RECORDS SHOWN:
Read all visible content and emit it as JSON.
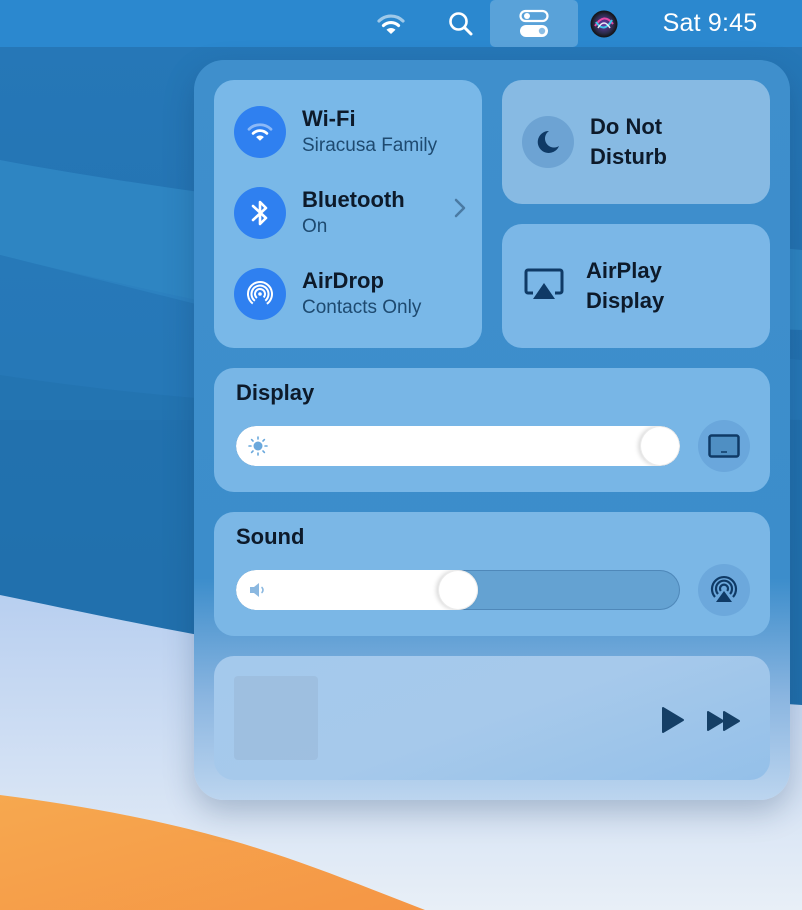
{
  "menubar": {
    "icons": [
      "wifi-icon",
      "search-icon",
      "control-center-icon",
      "siri-icon"
    ],
    "clock": "Sat 9:45"
  },
  "control_center": {
    "network": {
      "items": [
        {
          "title": "Wi-Fi",
          "subtitle": "Siracusa Family",
          "icon": "wifi-icon",
          "active": true
        },
        {
          "title": "Bluetooth",
          "subtitle": "On",
          "icon": "bluetooth-icon",
          "active": true,
          "has_chevron": true
        },
        {
          "title": "AirDrop",
          "subtitle": "Contacts Only",
          "icon": "airdrop-icon",
          "active": true
        }
      ]
    },
    "do_not_disturb": {
      "label_line1": "Do Not",
      "label_line2": "Disturb",
      "icon": "moon-icon",
      "active": false
    },
    "airplay_display": {
      "label_line1": "AirPlay",
      "label_line2": "Display",
      "icon": "airplay-display-icon"
    },
    "display": {
      "title": "Display",
      "brightness_percent": 100,
      "icon": "sun-icon",
      "side_button_icon": "display-icon"
    },
    "sound": {
      "title": "Sound",
      "volume_percent": 50,
      "icon": "speaker-icon",
      "side_button_icon": "airplay-audio-icon"
    },
    "media": {
      "play_icon": "play-icon",
      "next_icon": "fast-forward-icon"
    }
  },
  "colors": {
    "menubar": "#2b88cf",
    "accent_blue": "#2f80f0",
    "dark_text": "#0d1a2a",
    "icon_dark": "#173f66"
  }
}
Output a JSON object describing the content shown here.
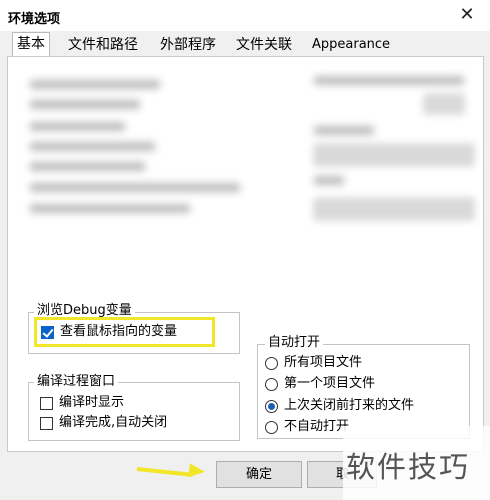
{
  "window": {
    "title": "环境选项",
    "close_glyph": "✕"
  },
  "tabs": [
    {
      "label": "基本",
      "active": true
    },
    {
      "label": "文件和路径",
      "active": false
    },
    {
      "label": "外部程序",
      "active": false
    },
    {
      "label": "文件关联",
      "active": false
    },
    {
      "label": "Appearance",
      "active": false
    }
  ],
  "debug_group": {
    "title": "浏览Debug变量",
    "options": [
      {
        "label": "查看鼠标指向的变量",
        "checked": true
      }
    ]
  },
  "compile_group": {
    "title": "编译过程窗口",
    "options": [
      {
        "label": "编译时显示",
        "checked": false
      },
      {
        "label": "编译完成,自动关闭",
        "checked": false
      }
    ]
  },
  "autoopen_group": {
    "title": "自动打开",
    "options": [
      {
        "label": "所有项目文件",
        "selected": false
      },
      {
        "label": "第一个项目文件",
        "selected": false
      },
      {
        "label": "上次关闭前打来的文件",
        "selected": true
      },
      {
        "label": "不自动打开",
        "selected": false
      }
    ]
  },
  "buttons": {
    "ok": "确定",
    "cancel": "取"
  },
  "watermark": "软件技巧",
  "colors": {
    "highlight": "#f2e628",
    "accent": "#0a64c8"
  }
}
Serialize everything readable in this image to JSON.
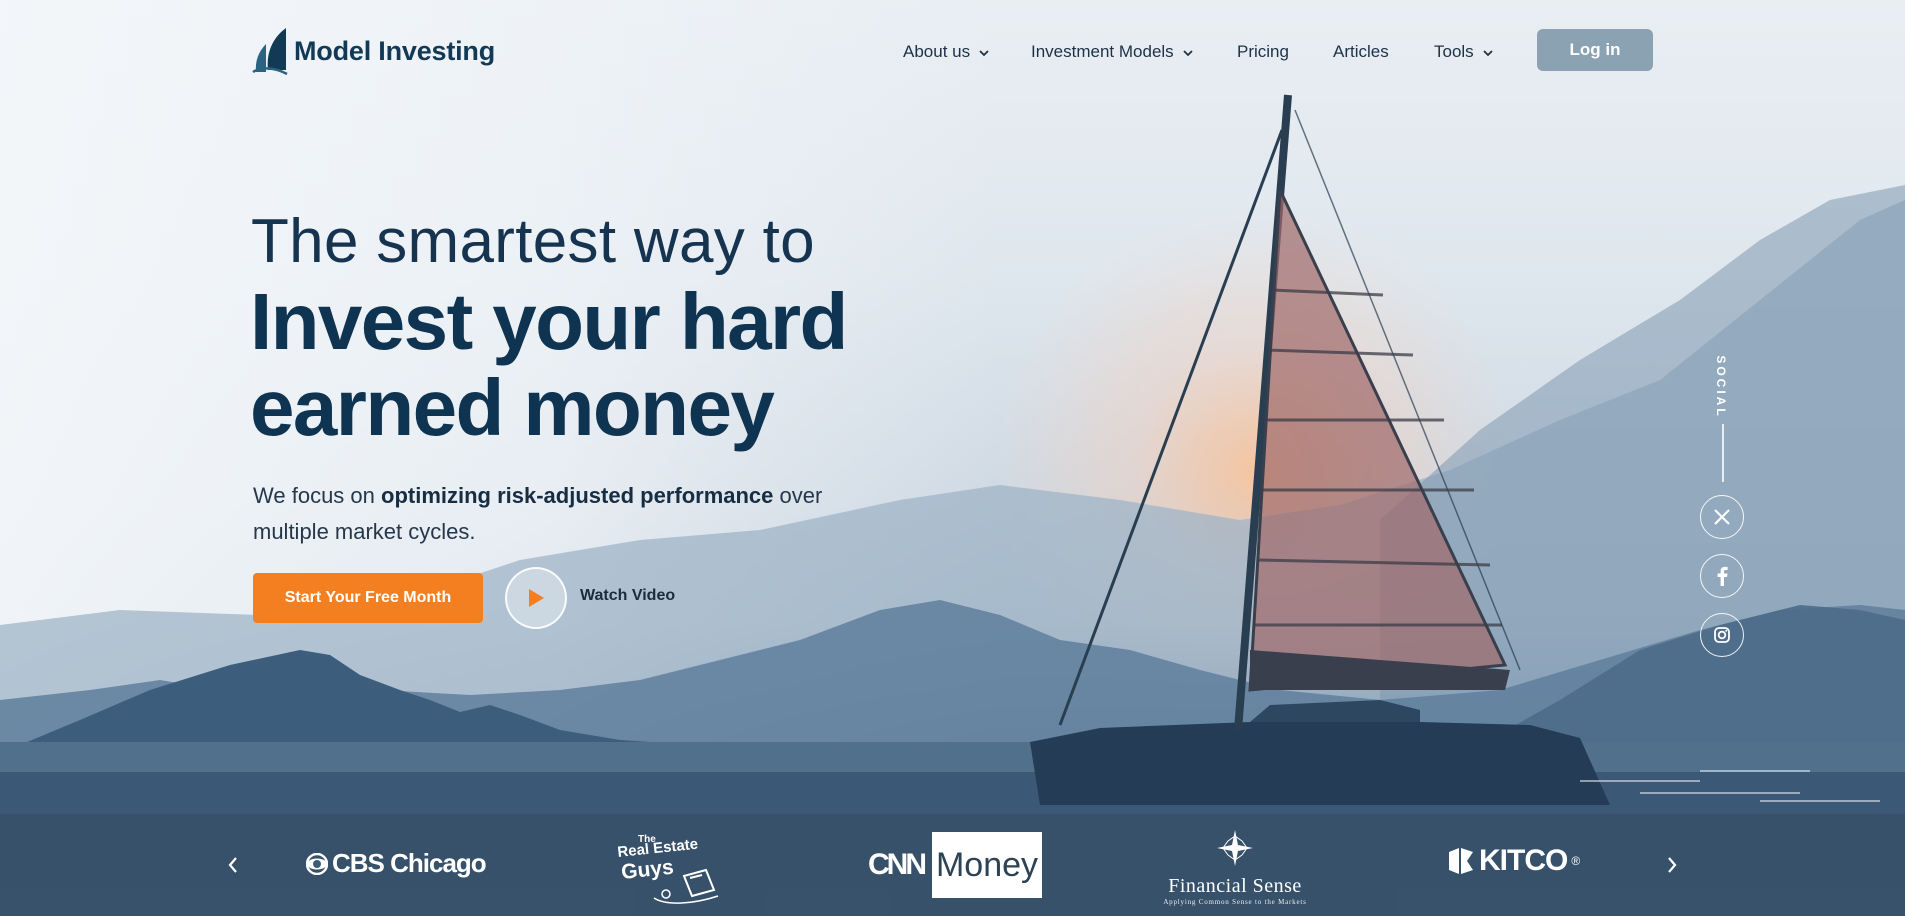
{
  "brand": {
    "name": "Model Investing"
  },
  "nav": {
    "items": [
      {
        "label": "About us",
        "has_dropdown": true
      },
      {
        "label": "Investment Models",
        "has_dropdown": true
      },
      {
        "label": "Pricing",
        "has_dropdown": false
      },
      {
        "label": "Articles",
        "has_dropdown": false
      },
      {
        "label": "Tools",
        "has_dropdown": true
      }
    ],
    "login_label": "Log in"
  },
  "hero": {
    "line1": "The smartest way to",
    "line2": "Invest your hard",
    "line3": "earned money",
    "sub_prefix": "We focus on ",
    "sub_bold": "optimizing risk-adjusted performance",
    "sub_suffix": " over multiple market cycles.",
    "cta_label": "Start Your Free Month",
    "video_label": "Watch Video"
  },
  "social": {
    "label": "SOCIAL",
    "icons": [
      "x-icon",
      "facebook-icon",
      "instagram-icon"
    ]
  },
  "press": {
    "cbs": "CBS Chicago",
    "reg_line1": "The",
    "reg_line2": "Real Estate",
    "reg_line3": "Guys",
    "cnn": "CNN",
    "money": "Money",
    "fs_name": "Financial Sense",
    "fs_tagline": "Applying Common Sense to the Markets",
    "kitco": "KITCO",
    "kitco_mark": "®"
  },
  "colors": {
    "accent": "#f47f21",
    "brand_navy": "#0e3451",
    "login_bg": "#8ba2b2",
    "press_strip": "#365067"
  }
}
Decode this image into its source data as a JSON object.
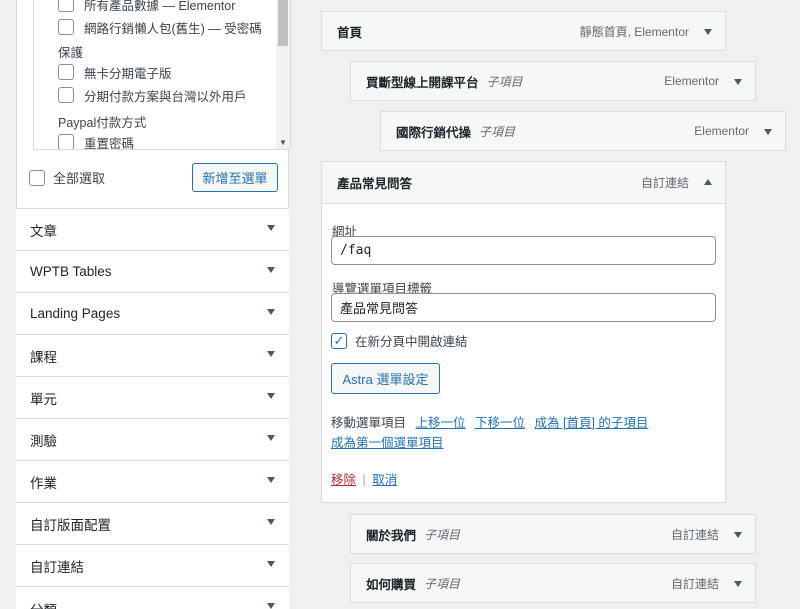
{
  "left_panel": {
    "items": [
      {
        "label": "所有產品數據 — Elementor",
        "checked": false
      },
      {
        "label": "網路行銷懶人包(舊生) — 受密碼",
        "checked": false
      }
    ],
    "group1": "保護",
    "items2": [
      {
        "label": "無卡分期電子版",
        "checked": false
      },
      {
        "label": "分期付款方案與台灣以外用戶",
        "checked": false
      }
    ],
    "group2": "Paypal付款方式",
    "items3": [
      {
        "label": "重置密碼",
        "checked": false
      }
    ],
    "select_all_label": "全部選取",
    "add_to_menu_label": "新增至選單",
    "accordions": [
      "文章",
      "WPTB Tables",
      "Landing Pages",
      "課程",
      "單元",
      "測驗",
      "作業",
      "自訂版面配置",
      "自訂連結",
      "分類"
    ]
  },
  "menu_items": [
    {
      "title": "首頁",
      "subtitle": "",
      "type": "靜態首頁, Elementor"
    },
    {
      "title": "買斷型線上開課平台",
      "subtitle": "子項目",
      "type": "Elementor"
    },
    {
      "title": "國際行銷代操",
      "subtitle": "子項目",
      "type": "Elementor"
    },
    {
      "title": "關於我們",
      "subtitle": "子項目",
      "type": "自訂連結"
    },
    {
      "title": "如何購買",
      "subtitle": "子項目",
      "type": "自訂連結"
    }
  ],
  "open_item": {
    "title": "產品常見問答",
    "type": "自訂連結",
    "url_label": "網址",
    "url_value": "/faq",
    "nav_label_label": "導覽選單項目標籤",
    "nav_label_value": "產品常見問答",
    "new_tab_label": "在新分頁中開啟連結",
    "new_tab_checked": true,
    "astra_button": "Astra 選單設定",
    "move_label": "移動選單項目",
    "move_up": "上移一位",
    "move_down": "下移一位",
    "move_under": "成為 [首頁] 的子項目",
    "move_top": "成為第一個選單項目",
    "remove": "移除",
    "separator": "|",
    "cancel": "取消"
  },
  "colors": {
    "accent": "#2271b1",
    "danger": "#b32d2e",
    "border": "#dcdcde",
    "background": "#f0f0f1"
  }
}
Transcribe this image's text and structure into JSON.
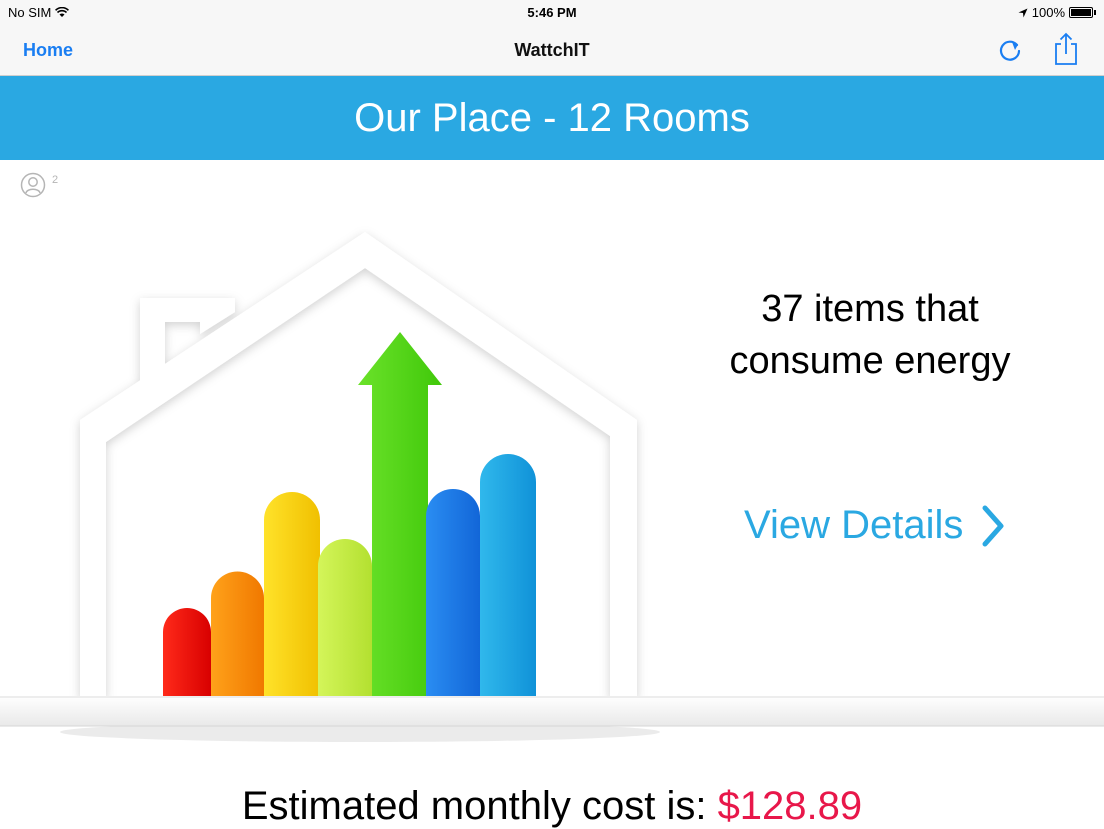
{
  "status_bar": {
    "carrier": "No SIM",
    "time": "5:46 PM",
    "battery": "100%"
  },
  "nav": {
    "back_label": "Home",
    "title": "WattchIT",
    "refresh_icon": "refresh-icon",
    "share_icon": "share-icon"
  },
  "banner": {
    "title": "Our Place - 12 Rooms"
  },
  "users": {
    "icon": "user-icon",
    "count": "2"
  },
  "summary": {
    "items_text": "37 items that\nconsume energy",
    "view_details": "View Details"
  },
  "cost": {
    "label": "Estimated monthly cost is: ",
    "value": "$128.89"
  },
  "colors": {
    "accent": "#2aa8e2",
    "link": "#1a7ef2",
    "cost": "#e8174a"
  }
}
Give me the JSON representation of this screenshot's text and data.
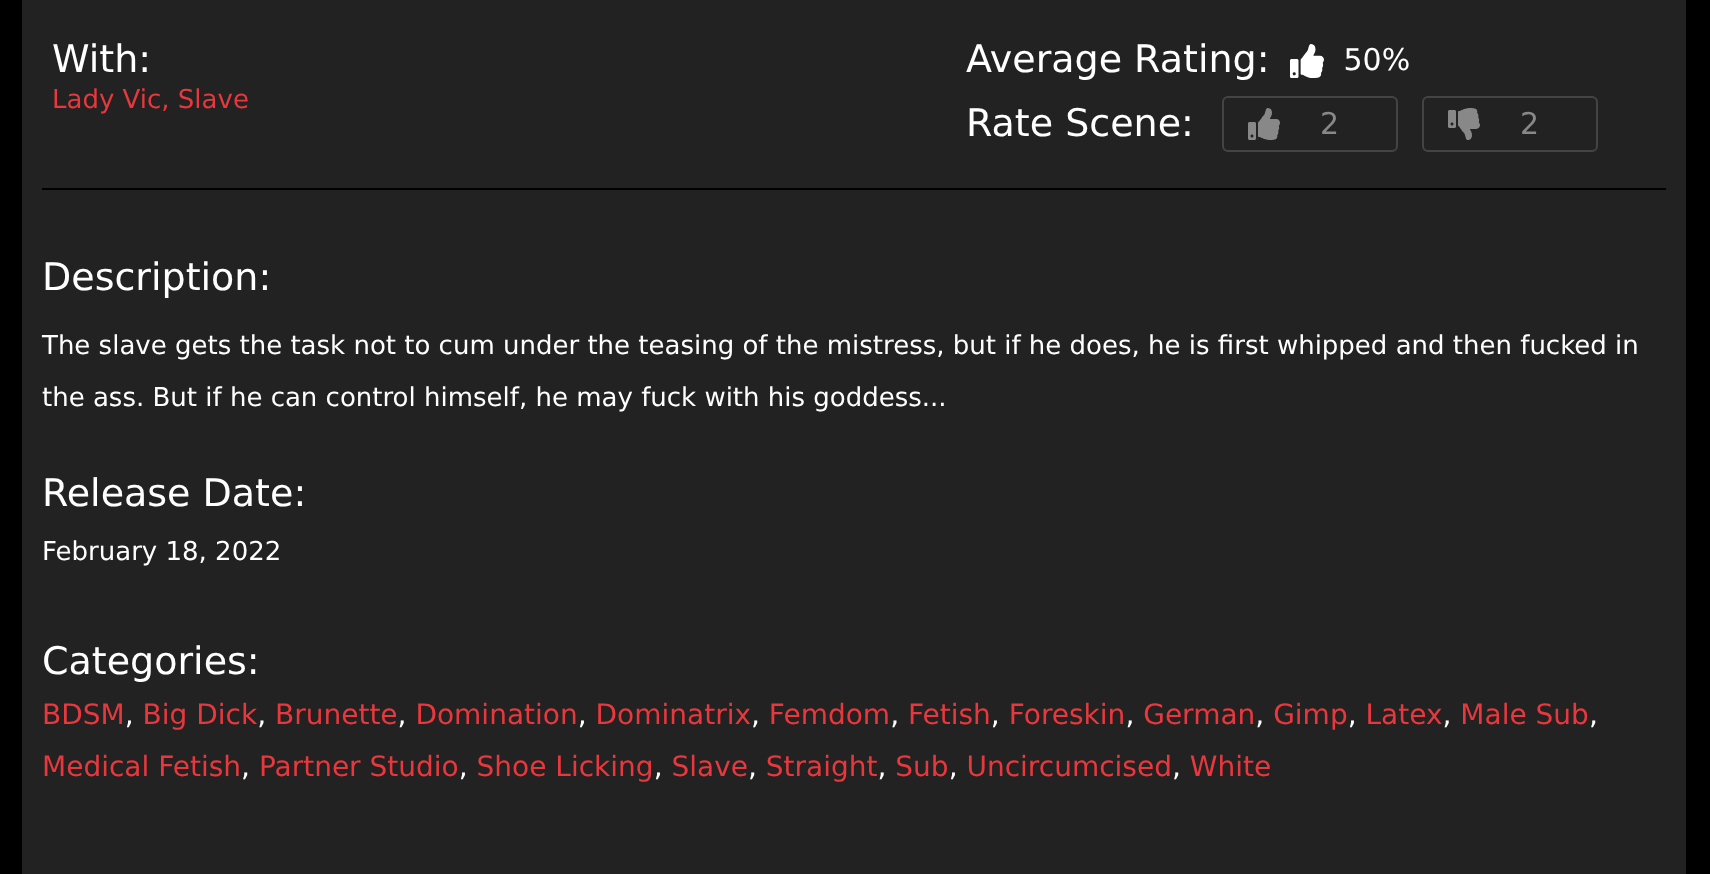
{
  "with": {
    "label": "With:",
    "performers": "Lady Vic, Slave"
  },
  "rating": {
    "label": "Average Rating:",
    "value": "50%",
    "rate_label": "Rate Scene:",
    "likes": "2",
    "dislikes": "2"
  },
  "description": {
    "label": "Description:",
    "text": "The slave gets the task not to cum under the teasing of the mistress, but if he does, he is first whipped and then fucked in the ass. But if he can control himself, he may fuck with his goddess..."
  },
  "release": {
    "label": "Release Date:",
    "date": "February 18, 2022"
  },
  "categories": {
    "label": "Categories:",
    "separator": ",",
    "items": [
      "BDSM",
      "Big Dick",
      "Brunette",
      "Domination",
      "Dominatrix",
      "Femdom",
      "Fetish",
      "Foreskin",
      "German",
      "Gimp",
      "Latex",
      "Male Sub",
      "Medical Fetish",
      "Partner Studio",
      "Shoe Licking",
      "Slave",
      "Straight",
      "Sub",
      "Uncircumcised",
      "White"
    ]
  }
}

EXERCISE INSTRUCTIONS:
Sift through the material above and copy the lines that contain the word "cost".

RESULT OF THIS EXERCISE:
  "cost": {
    "label": "Estimated monthly cost is: ",
    "cost": "#e8174a"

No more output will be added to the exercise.